Go line by line through the data below and count those that hold "screenshot". Return only the number.

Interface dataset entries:
+ + +

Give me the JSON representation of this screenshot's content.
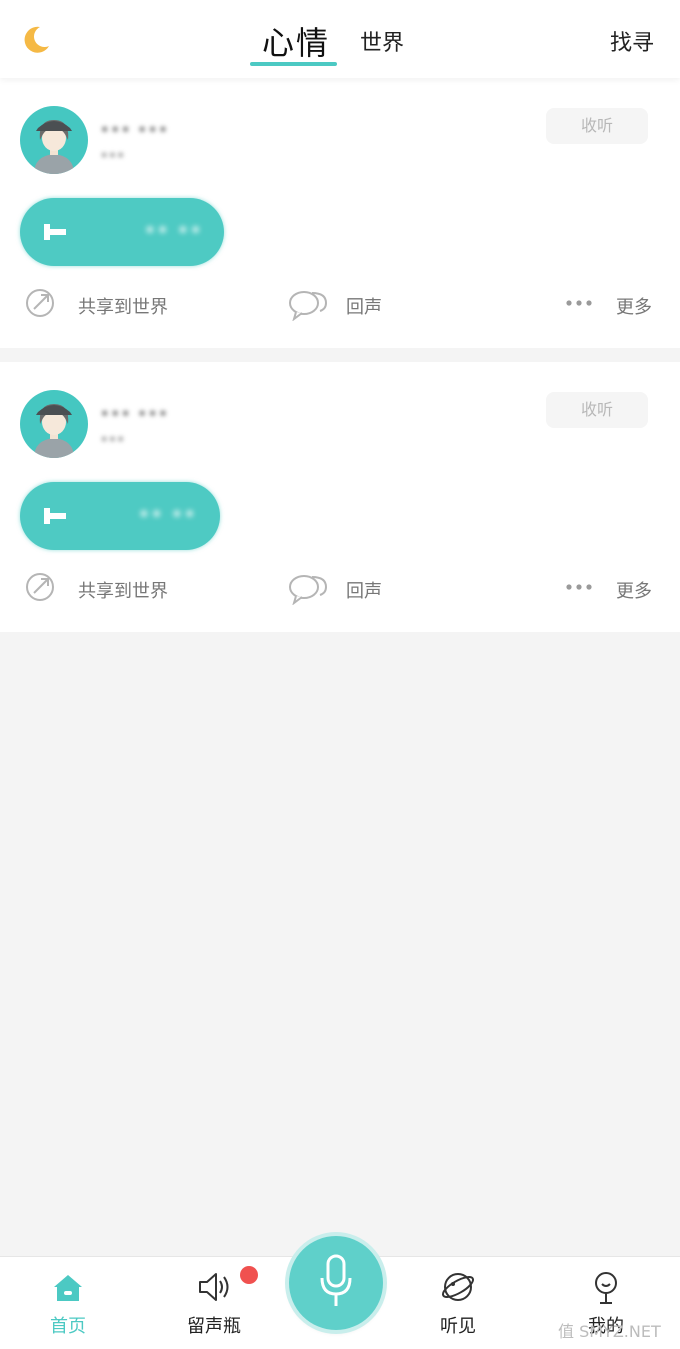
{
  "header": {
    "mood_icon": "moon-icon",
    "tabs": [
      {
        "label": "心情",
        "active": true
      },
      {
        "label": "世界",
        "active": false
      }
    ],
    "find_label": "找寻",
    "accent_color": "#4cc9c3",
    "moon_color": "#f5b945"
  },
  "posts": [
    {
      "username": "••• •••",
      "subinfo": "•••",
      "listen_label": "收听",
      "duration": "•• ••",
      "share_label": "共享到世界",
      "echo_label": "回声",
      "more_label": "更多"
    },
    {
      "username": "••• •••",
      "subinfo": "•••",
      "listen_label": "收听",
      "duration": "•• ••",
      "share_label": "共享到世界",
      "echo_label": "回声",
      "more_label": "更多"
    }
  ],
  "bottom_nav": {
    "items": [
      {
        "label": "首页",
        "icon": "home-icon",
        "active": true
      },
      {
        "label": "留声瓶",
        "icon": "speaker-icon",
        "active": false,
        "badge": true
      },
      {
        "label": "",
        "icon": "mic-icon",
        "active": false
      },
      {
        "label": "听见",
        "icon": "planet-icon",
        "active": false
      },
      {
        "label": "我的",
        "icon": "person-icon",
        "active": false
      }
    ]
  },
  "watermark": "值 SMYZ.NET"
}
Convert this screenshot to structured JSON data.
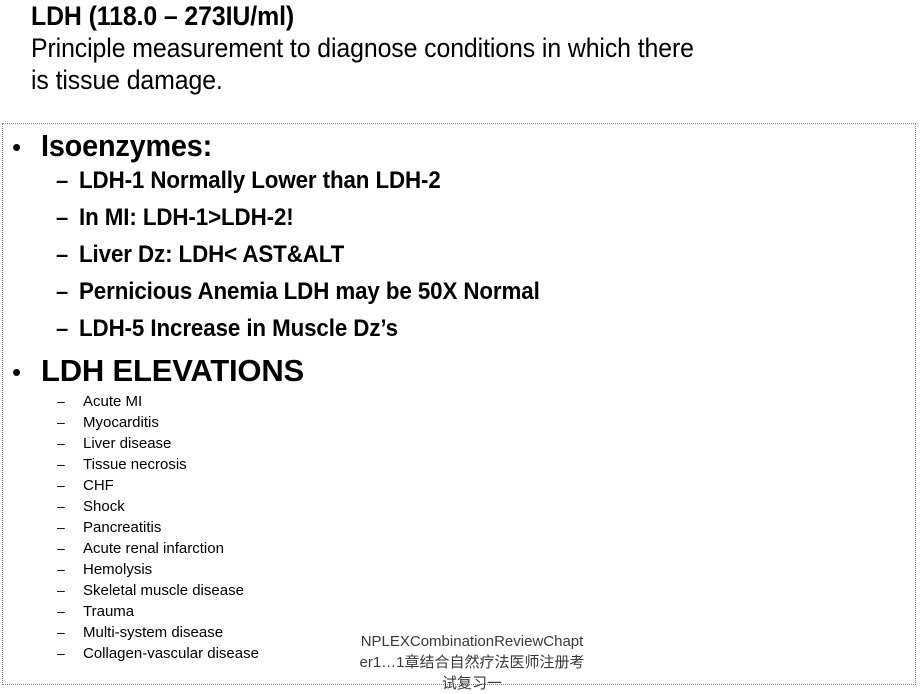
{
  "slide": {
    "title": {
      "heading": "LDH (118.0 – 273IU/ml)",
      "subline_1": "Principle measurement to diagnose conditions in which there",
      "subline_2": "is tissue damage."
    },
    "bullet_glyph": "•",
    "dash_glyph": "–",
    "sections": [
      {
        "heading": "Isoenzymes:",
        "items": [
          "LDH-1 Normally Lower than LDH-2",
          "In MI:  LDH-1>LDH-2!",
          "Liver Dz:  LDH< AST&ALT",
          "Pernicious Anemia LDH may be 50X Normal",
          "LDH-5 Increase in Muscle Dz’s"
        ]
      },
      {
        "heading": "LDH ELEVATIONS",
        "items": [
          "Acute MI",
          "Myocarditis",
          "Liver disease",
          "Tissue necrosis",
          "CHF",
          "Shock",
          "Pancreatitis",
          "Acute renal infarction",
          "Hemolysis",
          "Skeletal muscle disease",
          "Trauma",
          "Multi-system disease",
          "Collagen-vascular disease"
        ]
      }
    ],
    "watermark": {
      "line_1": "NPLEXCombinationReviewChapt",
      "line_2": "er1…1章结合自然疗法医师注册考",
      "line_3": "试复习一"
    },
    "colors": {
      "text": "#000000",
      "background": "#ffffff",
      "border": "#808080",
      "watermark_text": "#3a3a3a"
    }
  }
}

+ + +

■ Solution to this exercise ■
2